=== Begin Enclosure ===
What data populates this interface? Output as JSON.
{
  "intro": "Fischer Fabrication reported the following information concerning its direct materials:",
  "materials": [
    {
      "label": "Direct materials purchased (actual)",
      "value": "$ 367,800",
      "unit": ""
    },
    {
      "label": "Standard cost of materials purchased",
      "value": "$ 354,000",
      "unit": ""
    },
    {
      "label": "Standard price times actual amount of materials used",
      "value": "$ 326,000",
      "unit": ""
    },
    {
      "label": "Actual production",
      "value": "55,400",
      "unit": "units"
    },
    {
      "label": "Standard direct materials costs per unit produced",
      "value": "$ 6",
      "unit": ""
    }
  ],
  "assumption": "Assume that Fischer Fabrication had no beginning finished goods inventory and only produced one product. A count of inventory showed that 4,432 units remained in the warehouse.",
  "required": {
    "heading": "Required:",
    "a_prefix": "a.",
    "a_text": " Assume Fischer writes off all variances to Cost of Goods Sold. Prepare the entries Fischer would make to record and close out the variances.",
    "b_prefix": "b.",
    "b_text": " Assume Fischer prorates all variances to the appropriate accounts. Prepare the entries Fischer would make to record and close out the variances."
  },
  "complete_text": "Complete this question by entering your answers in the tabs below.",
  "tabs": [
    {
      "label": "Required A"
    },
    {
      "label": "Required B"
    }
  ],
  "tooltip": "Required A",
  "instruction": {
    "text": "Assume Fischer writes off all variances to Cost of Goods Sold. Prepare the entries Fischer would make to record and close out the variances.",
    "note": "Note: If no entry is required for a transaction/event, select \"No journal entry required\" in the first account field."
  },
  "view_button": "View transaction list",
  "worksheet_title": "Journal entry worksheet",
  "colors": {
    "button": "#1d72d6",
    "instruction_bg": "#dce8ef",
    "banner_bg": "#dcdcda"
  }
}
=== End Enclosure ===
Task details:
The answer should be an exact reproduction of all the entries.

Answer:
What data populates this interface? Output as JSON.
{
  "intro": "Fischer Fabrication reported the following information concerning its direct materials:",
  "materials": [
    {
      "label": "Direct materials purchased (actual)",
      "value": "$ 367,800",
      "unit": ""
    },
    {
      "label": "Standard cost of materials purchased",
      "value": "$ 354,000",
      "unit": ""
    },
    {
      "label": "Standard price times actual amount of materials used",
      "value": "$ 326,000",
      "unit": ""
    },
    {
      "label": "Actual production",
      "value": "55,400",
      "unit": "units"
    },
    {
      "label": "Standard direct materials costs per unit produced",
      "value": "$ 6",
      "unit": ""
    }
  ],
  "assumption": "Assume that Fischer Fabrication had no beginning finished goods inventory and only produced one product. A count of inventory showed that 4,432 units remained in the warehouse.",
  "required": {
    "heading": "Required:",
    "a_prefix": "a.",
    "a_text": " Assume Fischer writes off all variances to Cost of Goods Sold. Prepare the entries Fischer would make to record and close out the variances.",
    "b_prefix": "b.",
    "b_text": " Assume Fischer prorates all variances to the appropriate accounts. Prepare the entries Fischer would make to record and close out the variances."
  },
  "complete_text": "Complete this question by entering your answers in the tabs below.",
  "tabs": [
    {
      "label": "Required A"
    },
    {
      "label": "Required B"
    }
  ],
  "tooltip": "Required A",
  "instruction": {
    "text": "Assume Fischer writes off all variances to Cost of Goods Sold. Prepare the entries Fischer would make to record and close out the variances.",
    "note": "Note: If no entry is required for a transaction/event, select \"No journal entry required\" in the first account field."
  },
  "view_button": "View transaction list",
  "worksheet_title": "Journal entry worksheet",
  "colors": {
    "button": "#1d72d6",
    "instruction_bg": "#dce8ef",
    "banner_bg": "#dcdcda"
  }
}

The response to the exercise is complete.